▶ _Problem details_
Using the word "name" as the filter, copy each matching line from the records.

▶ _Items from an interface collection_
************
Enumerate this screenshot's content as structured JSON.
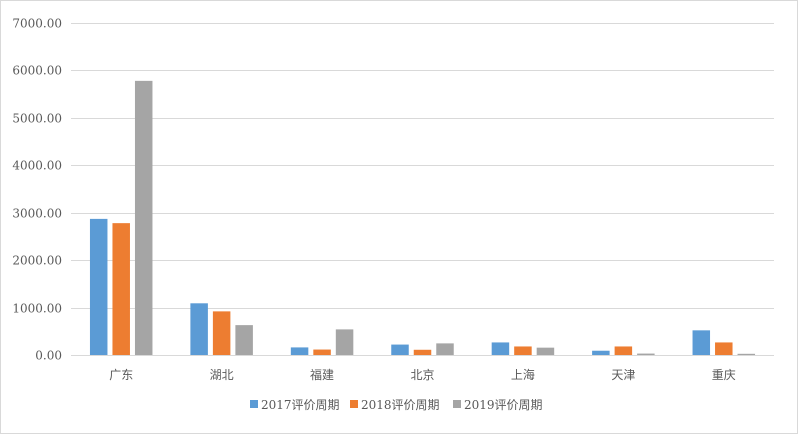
{
  "chart_data": {
    "type": "bar",
    "title": "",
    "xlabel": "",
    "ylabel": "",
    "ylim": [
      0,
      7000
    ],
    "yticks": [
      "0.00",
      "1000.00",
      "2000.00",
      "3000.00",
      "4000.00",
      "5000.00",
      "6000.00",
      "7000.00"
    ],
    "ytick_values": [
      0,
      1000,
      2000,
      3000,
      4000,
      5000,
      6000,
      7000
    ],
    "grid": true,
    "legend_position": "bottom",
    "categories": [
      "广东",
      "湖北",
      "福建",
      "北京",
      "上海",
      "天津",
      "重庆"
    ],
    "series": [
      {
        "name": "2017评价周期",
        "color": "#5B9BD5",
        "values": [
          2870,
          1090,
          160,
          220,
          265,
          90,
          520
        ]
      },
      {
        "name": "2018评价周期",
        "color": "#ED7D31",
        "values": [
          2780,
          920,
          115,
          110,
          180,
          180,
          265
        ]
      },
      {
        "name": "2019评价周期",
        "color": "#A5A5A5",
        "values": [
          5780,
          630,
          540,
          245,
          155,
          30,
          25
        ]
      }
    ],
    "gridline_color": "#d9d9d9",
    "axis_color": "#d9d9d9"
  }
}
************
▶ _Problem solution_
        "name": "2017评价周期",
        "name": "2018评价周期",
        "name": "2019评价周期",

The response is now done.